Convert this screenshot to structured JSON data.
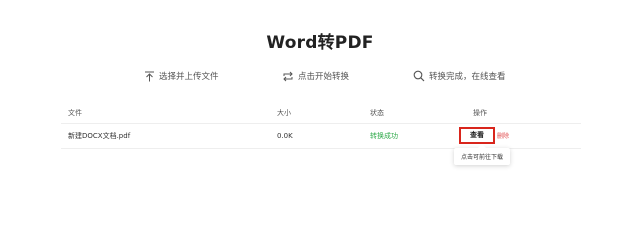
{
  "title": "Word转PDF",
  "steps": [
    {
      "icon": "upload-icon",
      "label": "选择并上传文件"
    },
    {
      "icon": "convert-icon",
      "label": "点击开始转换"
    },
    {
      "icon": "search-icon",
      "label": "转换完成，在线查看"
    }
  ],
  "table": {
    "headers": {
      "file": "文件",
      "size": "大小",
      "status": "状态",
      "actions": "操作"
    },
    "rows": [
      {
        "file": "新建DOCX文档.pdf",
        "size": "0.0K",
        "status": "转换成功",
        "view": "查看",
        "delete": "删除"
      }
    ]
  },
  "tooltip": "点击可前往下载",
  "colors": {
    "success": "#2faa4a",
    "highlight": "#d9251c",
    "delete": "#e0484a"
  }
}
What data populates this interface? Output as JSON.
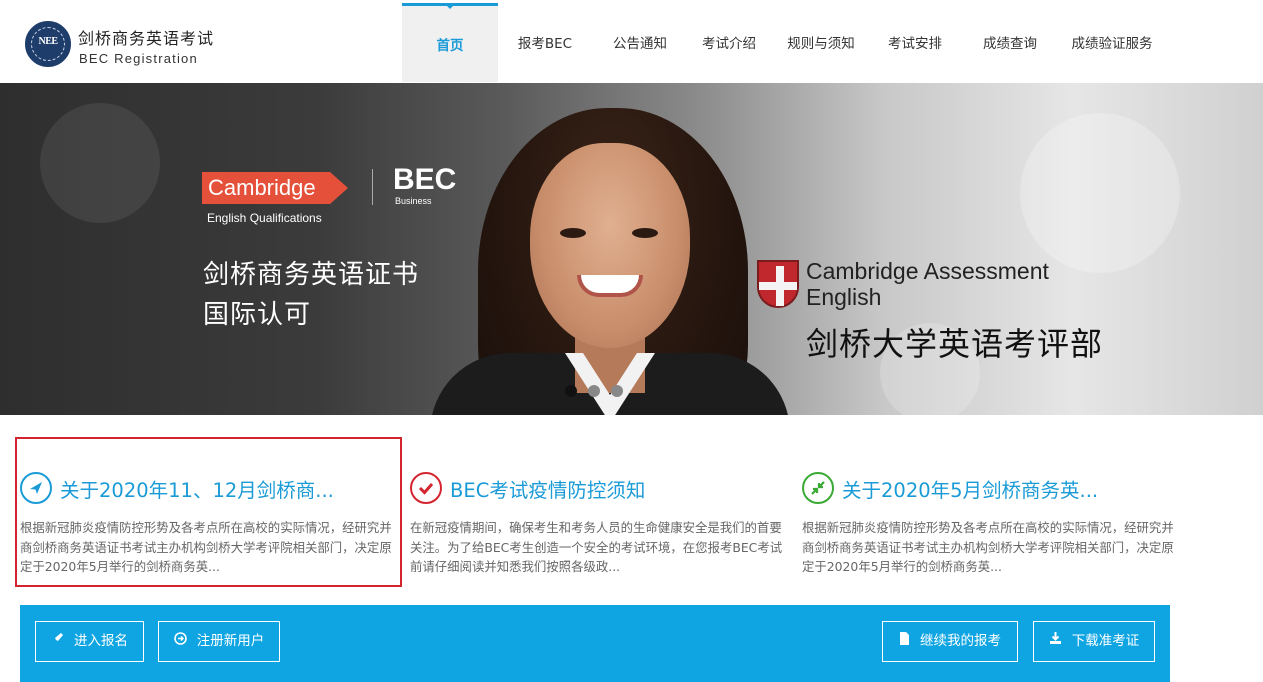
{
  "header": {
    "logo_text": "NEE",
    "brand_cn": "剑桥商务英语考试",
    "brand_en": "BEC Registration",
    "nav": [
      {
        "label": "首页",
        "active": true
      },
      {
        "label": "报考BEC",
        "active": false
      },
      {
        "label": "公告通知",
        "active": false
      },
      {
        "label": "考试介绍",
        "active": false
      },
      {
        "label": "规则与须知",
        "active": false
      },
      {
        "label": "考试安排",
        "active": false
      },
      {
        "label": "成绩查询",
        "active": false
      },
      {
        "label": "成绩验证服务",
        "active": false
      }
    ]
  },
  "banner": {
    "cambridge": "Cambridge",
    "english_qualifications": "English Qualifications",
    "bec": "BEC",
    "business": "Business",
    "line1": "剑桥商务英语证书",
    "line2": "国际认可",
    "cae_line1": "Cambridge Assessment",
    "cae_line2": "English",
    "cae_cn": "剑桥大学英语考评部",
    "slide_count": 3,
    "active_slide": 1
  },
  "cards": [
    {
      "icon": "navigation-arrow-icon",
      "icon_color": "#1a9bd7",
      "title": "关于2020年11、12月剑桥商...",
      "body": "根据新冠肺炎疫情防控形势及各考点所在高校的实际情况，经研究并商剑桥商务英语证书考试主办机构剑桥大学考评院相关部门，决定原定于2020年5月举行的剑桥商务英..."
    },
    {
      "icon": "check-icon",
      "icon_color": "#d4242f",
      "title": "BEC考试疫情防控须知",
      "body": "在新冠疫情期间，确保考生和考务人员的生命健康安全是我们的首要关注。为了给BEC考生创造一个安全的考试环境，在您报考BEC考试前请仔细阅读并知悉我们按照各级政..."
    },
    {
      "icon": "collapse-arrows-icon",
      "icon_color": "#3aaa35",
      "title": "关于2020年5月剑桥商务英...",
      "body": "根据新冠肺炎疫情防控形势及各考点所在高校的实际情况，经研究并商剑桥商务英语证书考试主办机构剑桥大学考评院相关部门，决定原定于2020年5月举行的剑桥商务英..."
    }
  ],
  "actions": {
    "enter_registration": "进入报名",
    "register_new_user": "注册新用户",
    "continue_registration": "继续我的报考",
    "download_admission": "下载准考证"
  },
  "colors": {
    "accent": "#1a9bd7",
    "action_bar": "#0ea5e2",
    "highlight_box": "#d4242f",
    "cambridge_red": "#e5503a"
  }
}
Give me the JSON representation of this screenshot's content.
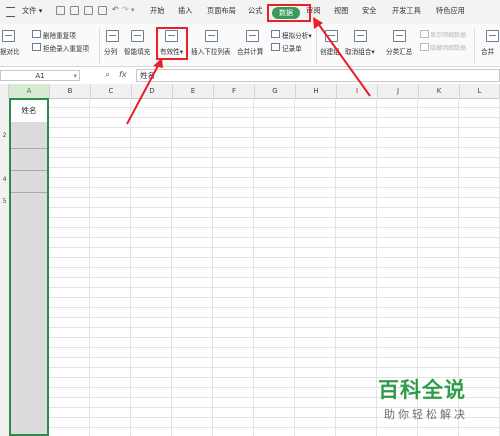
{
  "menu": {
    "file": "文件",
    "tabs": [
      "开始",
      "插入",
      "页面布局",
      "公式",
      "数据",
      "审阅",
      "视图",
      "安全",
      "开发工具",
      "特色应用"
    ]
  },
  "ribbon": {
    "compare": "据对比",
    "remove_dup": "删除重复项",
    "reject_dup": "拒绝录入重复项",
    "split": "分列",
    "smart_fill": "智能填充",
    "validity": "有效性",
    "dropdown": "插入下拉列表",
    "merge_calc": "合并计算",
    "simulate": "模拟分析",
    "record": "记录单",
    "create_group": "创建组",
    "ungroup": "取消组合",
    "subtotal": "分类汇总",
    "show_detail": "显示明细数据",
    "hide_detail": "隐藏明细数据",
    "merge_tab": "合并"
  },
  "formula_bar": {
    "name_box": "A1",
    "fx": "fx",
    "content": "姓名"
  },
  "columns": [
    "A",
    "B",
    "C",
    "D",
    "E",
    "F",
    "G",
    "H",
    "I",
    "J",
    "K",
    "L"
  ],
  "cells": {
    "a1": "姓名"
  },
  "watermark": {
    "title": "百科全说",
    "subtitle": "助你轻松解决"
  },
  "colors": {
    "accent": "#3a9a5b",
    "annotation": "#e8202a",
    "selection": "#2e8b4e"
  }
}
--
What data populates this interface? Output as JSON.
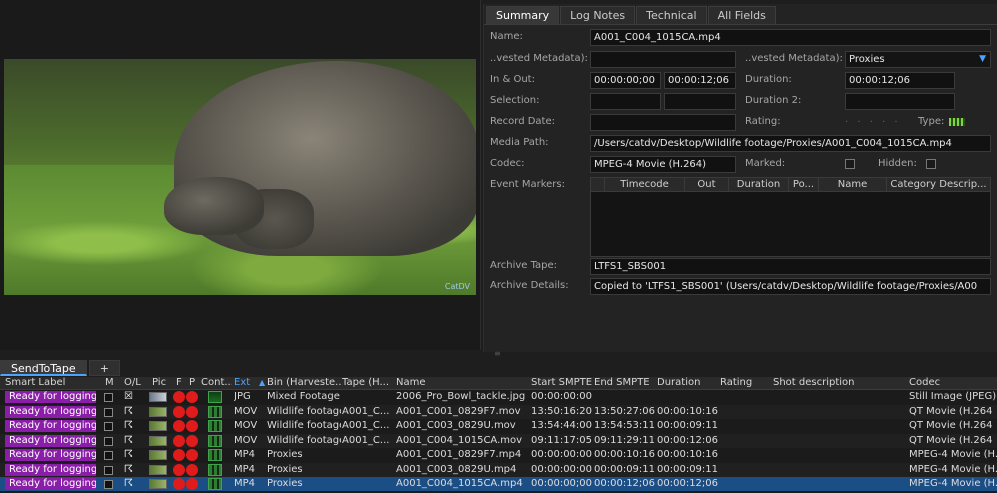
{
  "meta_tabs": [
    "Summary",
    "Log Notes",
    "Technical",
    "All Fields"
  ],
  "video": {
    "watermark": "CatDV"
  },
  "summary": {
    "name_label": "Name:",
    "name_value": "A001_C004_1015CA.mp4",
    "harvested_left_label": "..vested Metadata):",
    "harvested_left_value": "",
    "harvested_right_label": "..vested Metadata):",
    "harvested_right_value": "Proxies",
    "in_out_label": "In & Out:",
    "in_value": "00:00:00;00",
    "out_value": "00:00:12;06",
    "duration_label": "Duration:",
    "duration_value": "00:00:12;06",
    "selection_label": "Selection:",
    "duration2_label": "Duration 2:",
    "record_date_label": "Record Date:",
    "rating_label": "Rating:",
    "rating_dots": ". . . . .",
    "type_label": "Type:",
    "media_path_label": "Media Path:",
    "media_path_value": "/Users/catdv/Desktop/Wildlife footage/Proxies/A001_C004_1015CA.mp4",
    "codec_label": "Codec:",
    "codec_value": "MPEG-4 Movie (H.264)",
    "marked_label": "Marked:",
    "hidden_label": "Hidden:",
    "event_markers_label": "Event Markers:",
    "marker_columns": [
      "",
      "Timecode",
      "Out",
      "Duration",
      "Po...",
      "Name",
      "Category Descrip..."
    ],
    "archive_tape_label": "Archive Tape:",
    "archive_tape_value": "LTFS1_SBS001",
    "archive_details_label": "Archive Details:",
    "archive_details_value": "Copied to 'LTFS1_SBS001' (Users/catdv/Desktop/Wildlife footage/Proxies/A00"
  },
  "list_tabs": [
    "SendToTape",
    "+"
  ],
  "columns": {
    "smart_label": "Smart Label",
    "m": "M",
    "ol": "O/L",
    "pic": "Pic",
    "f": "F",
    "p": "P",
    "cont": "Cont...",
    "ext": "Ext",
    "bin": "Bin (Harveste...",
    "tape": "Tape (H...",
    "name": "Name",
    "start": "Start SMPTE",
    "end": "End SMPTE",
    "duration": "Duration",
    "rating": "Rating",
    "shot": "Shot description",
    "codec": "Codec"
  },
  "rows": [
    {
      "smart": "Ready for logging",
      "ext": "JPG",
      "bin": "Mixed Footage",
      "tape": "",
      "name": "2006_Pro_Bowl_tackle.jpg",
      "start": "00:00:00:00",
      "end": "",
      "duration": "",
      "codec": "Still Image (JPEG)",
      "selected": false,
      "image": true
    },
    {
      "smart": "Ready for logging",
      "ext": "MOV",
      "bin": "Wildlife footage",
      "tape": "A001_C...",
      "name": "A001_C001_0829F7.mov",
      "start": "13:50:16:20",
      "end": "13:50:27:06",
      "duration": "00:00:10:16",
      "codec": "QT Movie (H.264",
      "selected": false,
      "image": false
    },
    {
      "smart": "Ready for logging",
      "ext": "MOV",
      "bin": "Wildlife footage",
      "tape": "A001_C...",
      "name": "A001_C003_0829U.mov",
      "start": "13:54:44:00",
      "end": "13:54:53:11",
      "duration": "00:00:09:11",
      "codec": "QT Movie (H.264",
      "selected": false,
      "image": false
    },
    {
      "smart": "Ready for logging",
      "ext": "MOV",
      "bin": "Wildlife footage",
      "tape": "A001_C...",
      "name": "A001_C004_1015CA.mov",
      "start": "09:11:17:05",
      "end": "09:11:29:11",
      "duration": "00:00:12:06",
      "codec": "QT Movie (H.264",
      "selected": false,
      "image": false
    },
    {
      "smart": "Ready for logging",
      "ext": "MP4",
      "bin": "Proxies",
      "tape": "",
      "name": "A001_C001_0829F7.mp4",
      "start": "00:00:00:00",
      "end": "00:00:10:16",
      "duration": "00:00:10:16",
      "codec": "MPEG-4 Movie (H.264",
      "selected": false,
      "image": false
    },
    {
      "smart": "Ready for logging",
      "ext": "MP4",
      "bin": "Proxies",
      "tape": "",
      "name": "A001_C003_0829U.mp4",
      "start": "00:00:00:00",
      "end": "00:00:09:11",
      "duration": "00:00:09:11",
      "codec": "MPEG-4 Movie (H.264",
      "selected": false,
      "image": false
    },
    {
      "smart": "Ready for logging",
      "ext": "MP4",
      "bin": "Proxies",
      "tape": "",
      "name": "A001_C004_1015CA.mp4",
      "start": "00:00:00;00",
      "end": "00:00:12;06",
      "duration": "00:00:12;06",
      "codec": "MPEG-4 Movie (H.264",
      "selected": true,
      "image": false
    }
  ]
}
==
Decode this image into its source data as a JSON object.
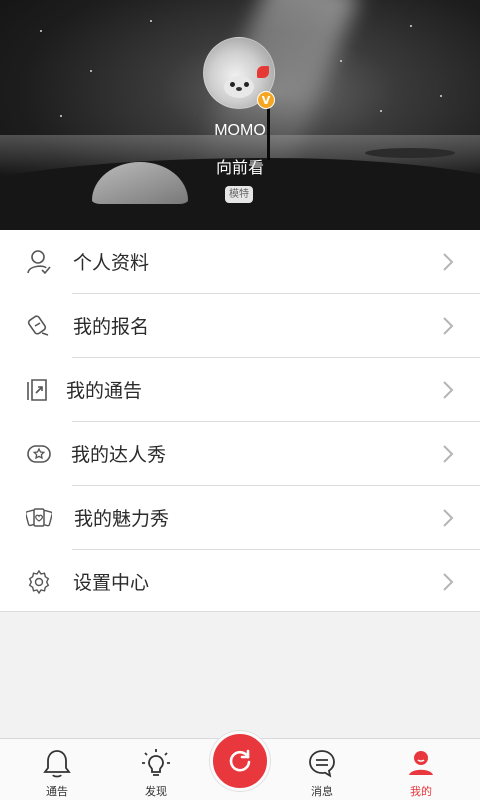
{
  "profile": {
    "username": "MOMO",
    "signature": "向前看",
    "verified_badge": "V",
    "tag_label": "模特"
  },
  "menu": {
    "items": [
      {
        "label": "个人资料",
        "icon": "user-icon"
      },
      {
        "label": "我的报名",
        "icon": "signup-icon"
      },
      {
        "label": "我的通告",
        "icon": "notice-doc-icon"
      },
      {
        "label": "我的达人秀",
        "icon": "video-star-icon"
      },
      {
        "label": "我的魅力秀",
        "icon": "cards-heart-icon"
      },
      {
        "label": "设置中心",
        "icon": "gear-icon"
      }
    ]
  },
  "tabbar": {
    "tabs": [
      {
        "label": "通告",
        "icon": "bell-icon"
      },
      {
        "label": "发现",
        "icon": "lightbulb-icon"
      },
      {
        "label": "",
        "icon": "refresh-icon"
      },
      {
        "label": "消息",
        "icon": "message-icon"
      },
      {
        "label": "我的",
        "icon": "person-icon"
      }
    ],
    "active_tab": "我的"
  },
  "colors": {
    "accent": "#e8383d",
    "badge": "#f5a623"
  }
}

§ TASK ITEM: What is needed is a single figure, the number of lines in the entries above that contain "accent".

§ TASK RESULT: 3